**PROBLEM STATEMENT**:
Retype all of the data word for word, without pictures.
Top of DATA SHOWN
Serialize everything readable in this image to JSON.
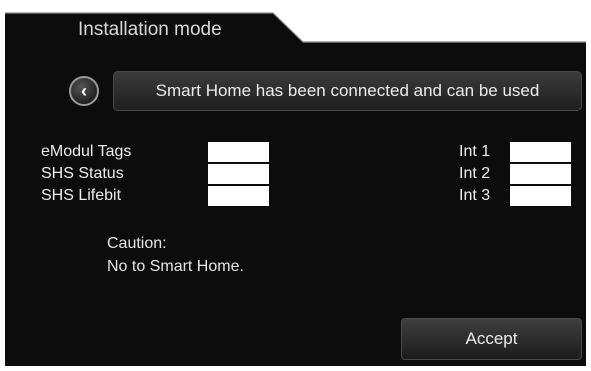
{
  "header": {
    "title": "Installation mode"
  },
  "toolbar": {
    "back_glyph": "‹",
    "message": "Smart Home has been connected and can be used"
  },
  "fields_left": [
    {
      "label": "eModul Tags",
      "value": ""
    },
    {
      "label": "SHS Status",
      "value": ""
    },
    {
      "label": "SHS Lifebit",
      "value": ""
    }
  ],
  "fields_right": [
    {
      "label": "Int 1",
      "value": ""
    },
    {
      "label": "Int 2",
      "value": ""
    },
    {
      "label": "Int 3",
      "value": ""
    }
  ],
  "caution": {
    "line1": "Caution:",
    "line2": "No to Smart Home."
  },
  "footer": {
    "accept_label": "Accept"
  },
  "colors": {
    "background": "#0c0c0c",
    "text": "#eeeeee",
    "field": "#ffffff"
  }
}
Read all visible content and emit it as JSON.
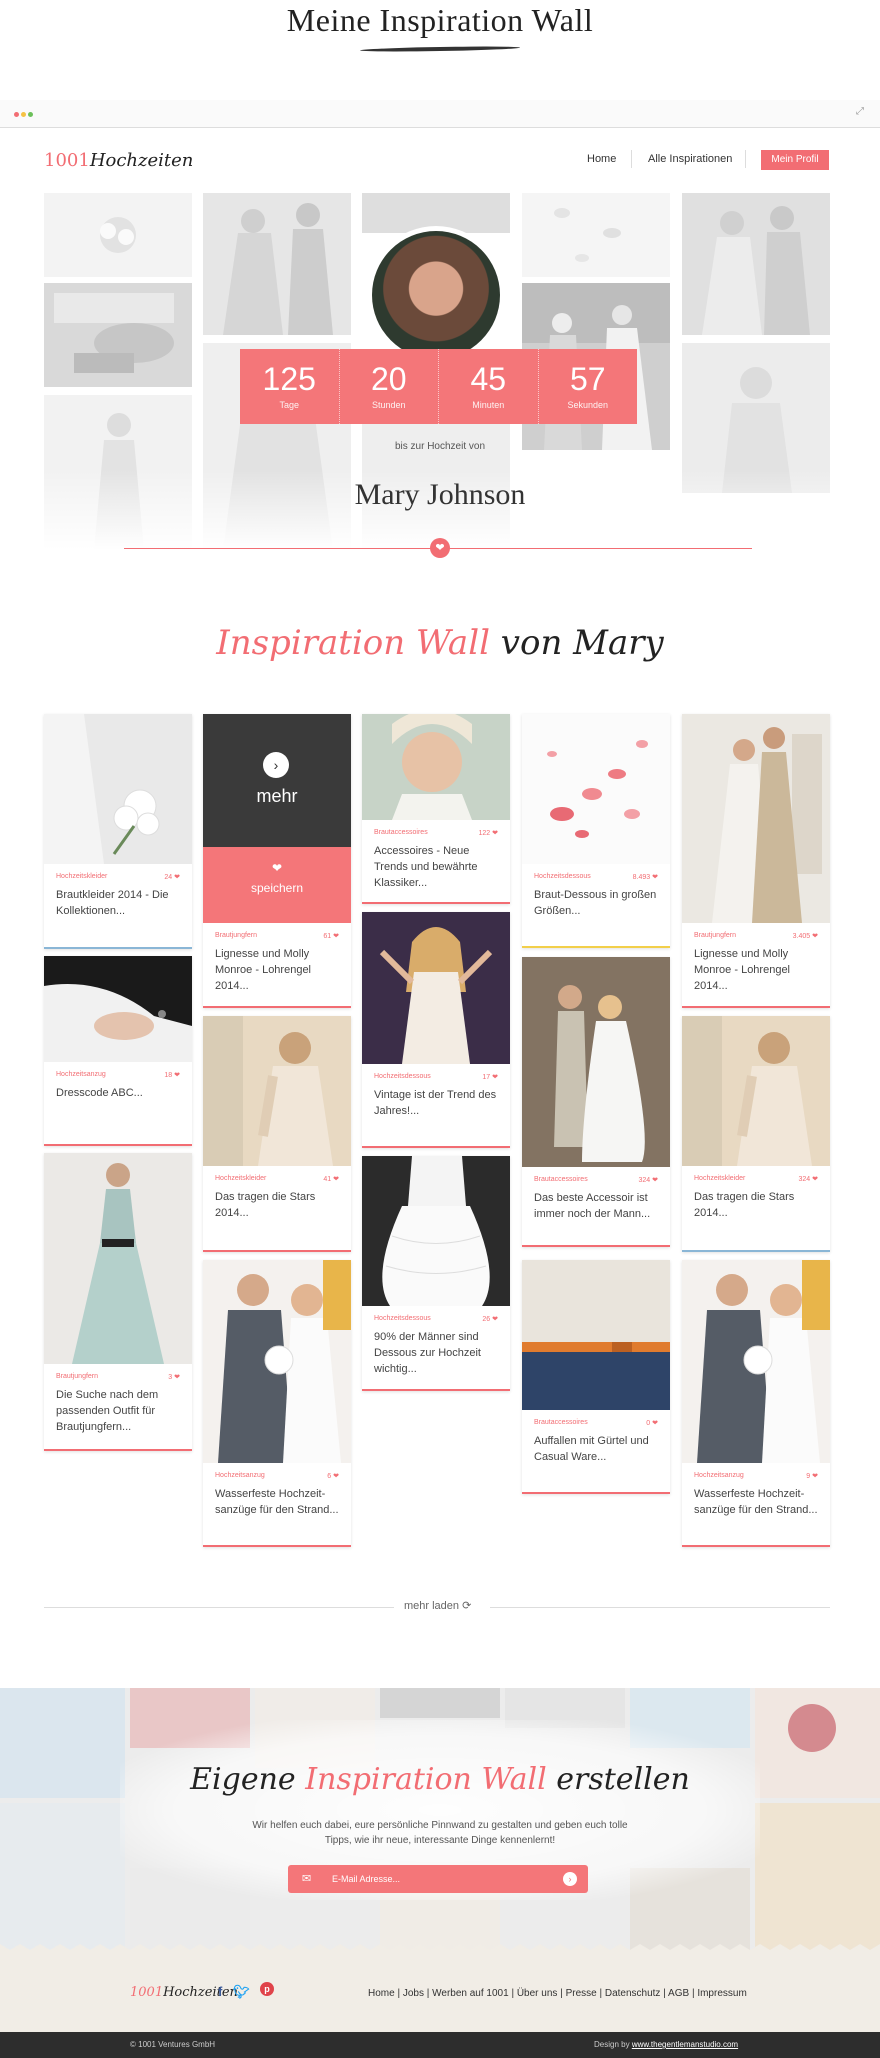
{
  "page": {
    "title": "Meine Inspiration Wall"
  },
  "header": {
    "logo_num": "1001",
    "logo_text": "Hochzeiten",
    "nav": {
      "home": "Home",
      "inspirations": "Alle Inspirationen",
      "profile": "Mein Profil"
    }
  },
  "hero": {
    "countdown": [
      {
        "value": "125",
        "unit": "Tage"
      },
      {
        "value": "20",
        "unit": "Stunden"
      },
      {
        "value": "45",
        "unit": "Minuten"
      },
      {
        "value": "57",
        "unit": "Sekunden"
      }
    ],
    "subtitle": "bis zur Hochzeit von",
    "name": "Mary Johnson"
  },
  "wall": {
    "title_pink": "Inspiration Wall",
    "title_rest": "von Mary",
    "hover": {
      "more": "mehr",
      "save": "speichern"
    },
    "cards": [
      {
        "cat": "Hochzeitskleider",
        "count": "24",
        "text": "Brautkleider 2014 - Die Kollektionen..."
      },
      {
        "cat": "Hochzeitsanzug",
        "count": "18",
        "text": "Dresscode ABC..."
      },
      {
        "cat": "Brautjungfern",
        "count": "3",
        "text": "Die Suche nach dem passenden Outfit für Brautjungfern..."
      },
      {
        "cat": "Brautjungfern",
        "count": "61",
        "text": "Lignesse und Molly Monroe - Lohrengel 2014..."
      },
      {
        "cat": "Hochzeitskleider",
        "count": "41",
        "text": "Das tragen die Stars 2014..."
      },
      {
        "cat": "Hochzeitsanzug",
        "count": "6",
        "text": "Wasserfeste Hochzeit-sanzüge für den Strand..."
      },
      {
        "cat": "Brautaccessoires",
        "count": "122",
        "text": "Accessoires - Neue Trends und bewährte Klassiker..."
      },
      {
        "cat": "Hochzeitsdessous",
        "count": "17",
        "text": "Vintage ist der Trend des Jahres!..."
      },
      {
        "cat": "Hochzeitsdessous",
        "count": "26",
        "text": "90% der Männer sind Dessous zur Hochzeit wichtig..."
      },
      {
        "cat": "Hochzeitsdessous",
        "count": "8.493",
        "text": "Braut-Dessous in großen Größen..."
      },
      {
        "cat": "Brautaccessoires",
        "count": "324",
        "text": "Das beste Accessoir ist immer noch der Mann..."
      },
      {
        "cat": "Brautaccessoires",
        "count": "0",
        "text": "Auffallen mit Gürtel und Casual Ware..."
      },
      {
        "cat": "Brautjungfern",
        "count": "3.405",
        "text": "Lignesse und Molly Monroe - Lohrengel 2014..."
      },
      {
        "cat": "Hochzeitskleider",
        "count": "324",
        "text": "Das tragen die Stars 2014..."
      },
      {
        "cat": "Hochzeitsanzug",
        "count": "9",
        "text": "Wasserfeste Hochzeit-sanzüge für den Strand..."
      }
    ],
    "more": "mehr laden"
  },
  "cta": {
    "title_pre": "Eigene",
    "title_pink": "Inspiration Wall",
    "title_post": "erstellen",
    "text": "Wir helfen euch dabei, eure persönliche Pinnwand zu gestalten und geben euch tolle Tipps, wie ihr neue, interessante Dinge kennenlernt!",
    "placeholder": "E-Mail Adresse..."
  },
  "footer": {
    "links": [
      "Home",
      "Jobs",
      "Werben auf 1001",
      "Über uns",
      "Presse",
      "Datenschutz",
      "AGB",
      "Impressum"
    ],
    "copyright": "© 1001 Ventures GmbH",
    "design_pre": "Design by",
    "design_link": "www.thegentlemanstudio.com"
  },
  "icons": [
    "facebook-icon",
    "twitter-icon",
    "pinterest-icon",
    "heart-icon",
    "arrow-right-icon",
    "mail-icon",
    "expand-icon"
  ],
  "colors": {
    "accent": "#f26d73",
    "dark": "#2d2d2d",
    "footer_bg": "#f1ede6"
  }
}
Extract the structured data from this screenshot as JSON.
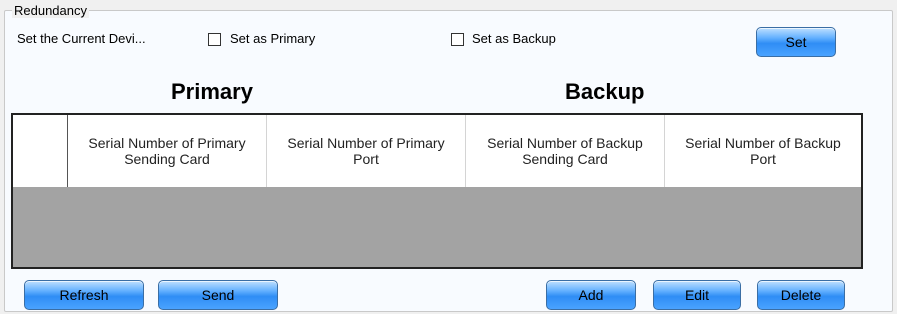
{
  "redundancy": {
    "legend": "Redundancy",
    "device_label": "Set the Current Devi...",
    "primary_checkbox": {
      "label": "Set as Primary",
      "checked": false
    },
    "backup_checkbox": {
      "label": "Set as Backup",
      "checked": false
    },
    "set_button": "Set"
  },
  "headings": {
    "primary": "Primary",
    "backup": "Backup"
  },
  "table": {
    "columns": [
      "",
      "Serial Number of Primary Sending Card",
      "Serial Number of Primary Port",
      "Serial Number of Backup Sending Card",
      "Serial Number of Backup Port"
    ],
    "rows": []
  },
  "buttons": {
    "refresh": "Refresh",
    "send": "Send",
    "add": "Add",
    "edit": "Edit",
    "delete": "Delete"
  },
  "colors": {
    "button_blue": "#2f8df5",
    "table_empty_bg": "#a3a3a3"
  }
}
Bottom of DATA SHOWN
**WRITTEN ANSWER**:
Serialize everything readable in this image to JSON.
{
  "header": {
    "title": "Installation mode"
  },
  "toolbar": {
    "back_glyph": "‹",
    "message": "Smart Home has been connected and can be used"
  },
  "fields_left": [
    {
      "label": "eModul Tags",
      "value": ""
    },
    {
      "label": "SHS Status",
      "value": ""
    },
    {
      "label": "SHS Lifebit",
      "value": ""
    }
  ],
  "fields_right": [
    {
      "label": "Int 1",
      "value": ""
    },
    {
      "label": "Int 2",
      "value": ""
    },
    {
      "label": "Int 3",
      "value": ""
    }
  ],
  "caution": {
    "line1": "Caution:",
    "line2": "No to Smart Home."
  },
  "footer": {
    "accept_label": "Accept"
  },
  "colors": {
    "background": "#0c0c0c",
    "text": "#eeeeee",
    "field": "#ffffff"
  }
}
Read all visible content and emit it as JSON.
{
  "page": {
    "title": "Meine Inspiration Wall"
  },
  "header": {
    "logo_num": "1001",
    "logo_text": "Hochzeiten",
    "nav": {
      "home": "Home",
      "inspirations": "Alle Inspirationen",
      "profile": "Mein Profil"
    }
  },
  "hero": {
    "countdown": [
      {
        "value": "125",
        "unit": "Tage"
      },
      {
        "value": "20",
        "unit": "Stunden"
      },
      {
        "value": "45",
        "unit": "Minuten"
      },
      {
        "value": "57",
        "unit": "Sekunden"
      }
    ],
    "subtitle": "bis zur Hochzeit von",
    "name": "Mary Johnson"
  },
  "wall": {
    "title_pink": "Inspiration Wall",
    "title_rest": "von Mary",
    "hover": {
      "more": "mehr",
      "save": "speichern"
    },
    "cards": [
      {
        "cat": "Hochzeitskleider",
        "count": "24",
        "text": "Brautkleider 2014 - Die Kollektionen..."
      },
      {
        "cat": "Hochzeitsanzug",
        "count": "18",
        "text": "Dresscode ABC..."
      },
      {
        "cat": "Brautjungfern",
        "count": "3",
        "text": "Die Suche nach dem passenden Outfit für Brautjungfern..."
      },
      {
        "cat": "Brautjungfern",
        "count": "61",
        "text": "Lignesse und Molly Monroe - Lohrengel 2014..."
      },
      {
        "cat": "Hochzeitskleider",
        "count": "41",
        "text": "Das tragen die Stars 2014..."
      },
      {
        "cat": "Hochzeitsanzug",
        "count": "6",
        "text": "Wasserfeste Hochzeit-sanzüge für den Strand..."
      },
      {
        "cat": "Brautaccessoires",
        "count": "122",
        "text": "Accessoires - Neue Trends und bewährte Klassiker..."
      },
      {
        "cat": "Hochzeitsdessous",
        "count": "17",
        "text": "Vintage ist der Trend des Jahres!..."
      },
      {
        "cat": "Hochzeitsdessous",
        "count": "26",
        "text": "90% der Männer sind Dessous zur Hochzeit wichtig..."
      },
      {
        "cat": "Hochzeitsdessous",
        "count": "8.493",
        "text": "Braut-Dessous in großen Größen..."
      },
      {
        "cat": "Brautaccessoires",
        "count": "324",
        "text": "Das beste Accessoir ist immer noch der Mann..."
      },
      {
        "cat": "Brautaccessoires",
        "count": "0",
        "text": "Auffallen mit Gürtel und Casual Ware..."
      },
      {
        "cat": "Brautjungfern",
        "count": "3.405",
        "text": "Lignesse und Molly Monroe - Lohrengel 2014..."
      },
      {
        "cat": "Hochzeitskleider",
        "count": "324",
        "text": "Das tragen die Stars 2014..."
      },
      {
        "cat": "Hochzeitsanzug",
        "count": "9",
        "text": "Wasserfeste Hochzeit-sanzüge für den Strand..."
      }
    ],
    "more": "mehr laden"
  },
  "cta": {
    "title_pre": "Eigene",
    "title_pink": "Inspiration Wall",
    "title_post": "erstellen",
    "text": "Wir helfen euch dabei, eure persönliche Pinnwand zu gestalten und geben euch tolle Tipps, wie ihr neue, interessante Dinge kennenlernt!",
    "placeholder": "E-Mail Adresse..."
  },
  "footer": {
    "links": [
      "Home",
      "Jobs",
      "Werben auf 1001",
      "Über uns",
      "Presse",
      "Datenschutz",
      "AGB",
      "Impressum"
    ],
    "copyright": "© 1001 Ventures GmbH",
    "design_pre": "Design by",
    "design_link": "www.thegentlemanstudio.com"
  },
  "icons": [
    "facebook-icon",
    "twitter-icon",
    "pinterest-icon",
    "heart-icon",
    "arrow-right-icon",
    "mail-icon",
    "expand-icon"
  ],
  "colors": {
    "accent": "#f26d73",
    "dark": "#2d2d2d",
    "footer_bg": "#f1ede6"
  }
}
Extract the structured data from this screenshot as JSON.
{
  "redundancy": {
    "legend": "Redundancy",
    "device_label": "Set the Current Devi...",
    "primary_checkbox": {
      "label": "Set as Primary",
      "checked": false
    },
    "backup_checkbox": {
      "label": "Set as Backup",
      "checked": false
    },
    "set_button": "Set"
  },
  "headings": {
    "primary": "Primary",
    "backup": "Backup"
  },
  "table": {
    "columns": [
      "",
      "Serial Number of Primary Sending Card",
      "Serial Number of Primary Port",
      "Serial Number of Backup Sending Card",
      "Serial Number of Backup Port"
    ],
    "rows": []
  },
  "buttons": {
    "refresh": "Refresh",
    "send": "Send",
    "add": "Add",
    "edit": "Edit",
    "delete": "Delete"
  },
  "colors": {
    "button_blue": "#2f8df5",
    "table_empty_bg": "#a3a3a3"
  }
}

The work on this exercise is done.